I think he's begging.

Friday, November 07, 2008

To those about to travel, I salute you

I considered travelling to Plymouth this weekend, my first away trip in some time. The knock on effect of flying back from the Canaries put paid to any thoughts of a four hour plus trip to the west country though. While umming and ahhing, a chance remark from my other half made me think. "I can't imagine how much you'd have to love Charlton to travel that far for less than two hours," she said.

Now I make no apologies for going over the support debate once again. I still can't understand the pointless negativity, although I thank everyone who took the time to explain their attitudes in my earlier post. But I also don't understand the level of loyalty which leads the Addickted to travel to the ends of England (and Wales), often on a Tuesday.

So perhaps rather than focusing on what divides us, we - all of us - need to start looking at what unites us. Pardew isn't going anywhere. He seems a stubborn man, while there's no stomach or cash to sack him. We're stuck with him, he's 'stuck' with us. In many eyes he might not be the right man for the job. But with the club sweating cash, right now he's the only man. Same with the board.

Then there's the playing staff. Often in the past I heard it said: 'how much does the crowd influence the players' performance?" Well look at the fear in the players as hate rains down after a missed pass. Then turn and you might just see something similar flash across the face of guy sat near you.

The home and away fan, the kid for a quid or the octogenarian who saw us lift the Cup, we're all in this together, aren't we?

Saturday, November 01, 2008

3-0 and I walked out at half-time

As I type this now, it's nearly half-past four, and I'm in my front room, a quarter of a mile from The Valley. A little while ago, I heard "Charlton 'till I die!..." echo around the streets outside on this miserable, cold afternoon. I've decided not to turn the telly or radio on, but listen out for the crowd instead. But I can hear nothing, just the pitter-patter of rain outside.

(Ah, after Hudson scored, I can hear the crowd livening up a a bit. Lots of ethereal ooohs and aahs in the air.)

Yup, I'd had enough at 3-0 down. It's likely the boo-boys will get their man - Alan Pardew looked a haunted man who knew the game was up the last time I saw him, and I'll be surprised if I see him there again.

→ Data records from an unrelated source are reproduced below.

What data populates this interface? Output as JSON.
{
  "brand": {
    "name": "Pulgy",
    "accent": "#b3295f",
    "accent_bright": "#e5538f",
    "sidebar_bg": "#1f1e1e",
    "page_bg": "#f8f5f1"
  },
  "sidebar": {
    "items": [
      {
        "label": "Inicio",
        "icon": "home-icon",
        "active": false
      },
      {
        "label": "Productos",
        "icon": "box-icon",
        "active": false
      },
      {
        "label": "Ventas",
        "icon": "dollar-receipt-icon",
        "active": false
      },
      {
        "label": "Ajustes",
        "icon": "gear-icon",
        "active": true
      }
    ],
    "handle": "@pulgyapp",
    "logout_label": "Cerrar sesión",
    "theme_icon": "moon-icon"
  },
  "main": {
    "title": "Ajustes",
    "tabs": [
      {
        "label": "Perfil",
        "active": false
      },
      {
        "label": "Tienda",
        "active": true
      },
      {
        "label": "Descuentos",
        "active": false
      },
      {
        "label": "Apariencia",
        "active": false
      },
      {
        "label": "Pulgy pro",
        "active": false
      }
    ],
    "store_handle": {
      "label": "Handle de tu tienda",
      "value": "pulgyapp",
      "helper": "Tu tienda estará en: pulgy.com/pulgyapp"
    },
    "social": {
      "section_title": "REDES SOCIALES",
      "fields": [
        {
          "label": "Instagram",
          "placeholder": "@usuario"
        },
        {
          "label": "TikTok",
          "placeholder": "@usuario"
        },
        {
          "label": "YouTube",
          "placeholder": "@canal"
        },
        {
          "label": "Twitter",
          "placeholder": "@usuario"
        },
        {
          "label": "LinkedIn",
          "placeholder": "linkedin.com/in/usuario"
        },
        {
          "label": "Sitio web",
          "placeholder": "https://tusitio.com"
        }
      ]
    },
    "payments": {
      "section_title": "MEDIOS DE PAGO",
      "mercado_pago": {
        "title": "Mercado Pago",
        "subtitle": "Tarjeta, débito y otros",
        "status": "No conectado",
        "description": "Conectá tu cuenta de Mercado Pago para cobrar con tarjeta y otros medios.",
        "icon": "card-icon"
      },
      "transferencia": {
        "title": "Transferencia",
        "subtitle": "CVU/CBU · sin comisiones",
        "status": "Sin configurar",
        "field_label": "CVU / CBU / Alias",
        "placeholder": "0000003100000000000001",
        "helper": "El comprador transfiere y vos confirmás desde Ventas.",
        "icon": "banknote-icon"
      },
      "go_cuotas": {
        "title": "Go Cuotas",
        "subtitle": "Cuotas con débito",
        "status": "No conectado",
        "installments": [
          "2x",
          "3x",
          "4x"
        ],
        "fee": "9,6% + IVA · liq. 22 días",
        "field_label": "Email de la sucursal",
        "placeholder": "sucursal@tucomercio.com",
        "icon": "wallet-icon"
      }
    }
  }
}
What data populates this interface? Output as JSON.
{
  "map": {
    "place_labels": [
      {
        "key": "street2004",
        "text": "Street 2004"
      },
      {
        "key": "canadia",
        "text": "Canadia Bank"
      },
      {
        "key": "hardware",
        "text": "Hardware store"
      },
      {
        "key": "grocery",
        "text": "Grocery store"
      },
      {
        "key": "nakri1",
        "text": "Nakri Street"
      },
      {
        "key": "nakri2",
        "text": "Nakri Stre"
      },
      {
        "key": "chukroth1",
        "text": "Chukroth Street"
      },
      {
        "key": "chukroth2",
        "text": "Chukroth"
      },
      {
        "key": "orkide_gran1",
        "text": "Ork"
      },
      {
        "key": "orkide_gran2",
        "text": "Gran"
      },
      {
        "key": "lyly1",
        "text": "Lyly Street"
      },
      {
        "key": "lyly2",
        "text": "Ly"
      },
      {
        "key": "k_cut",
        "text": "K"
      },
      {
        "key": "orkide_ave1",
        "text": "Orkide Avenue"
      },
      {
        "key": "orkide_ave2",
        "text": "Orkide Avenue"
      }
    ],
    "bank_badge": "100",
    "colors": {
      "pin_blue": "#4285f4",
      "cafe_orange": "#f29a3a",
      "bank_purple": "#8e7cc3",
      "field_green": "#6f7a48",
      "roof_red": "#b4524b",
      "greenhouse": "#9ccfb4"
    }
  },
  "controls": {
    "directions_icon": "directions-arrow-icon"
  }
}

I won't even pretend the performance was anywhere near excusable in the first half, but I knew I wasn't going to be in for a fun afternoon when one of the trio of Jon Gaunt-a-likes behind me started moaning after 45 seconds, 85 seconds before Jon Macken scored Barnsley's first from a woefully under-defended corner.

I haven't posted to this blog for a while because, frankly, going to Charlton is depressing me. Going to sit in front of a load of miserable bastards and watching crap football hasn't been an experience I've wanted to revisit. And yes, there are people probably taking delight in this because they've wanted Pardew out for a year or so.

Well, they've probably got their man, and we'll probably be in the relegation places. Satisfied?

Of course, Pardew isn't helping matters. Andy Gray's been a dud up front for a long time but he still got to start today, and while I won't pretend there's been a glorious recent past of playing short balls on the ground, we seem to be flailing around in the air instead of taking charge on the pitch. As the waters rise above our manager, he seems ever more determined to stick with ways which really don't work.

While The Valley was once united in adversity, it's now a cauldron of self-doubt and self-hatred. Even Cristiano Ronaldo would struggle with fans like ours. But then again, our team's had enough time to prove itself - and it hasn't. Moreover, Chris Iwelumo's stellar performances for Wolves suggest Pardew's man-motivating tactics really aren't what he claims they are.

Where do we go from here? I don't know. Well, I know where I'm going from here - on a plane to New York, tomorrow, and when I return on Monday week, I expect things will be rather different.

An almighty boo has just rung out - whoever picks up the pieces after today has a tough job on their hands. I wish them well. I don't know if I want to be there to join them...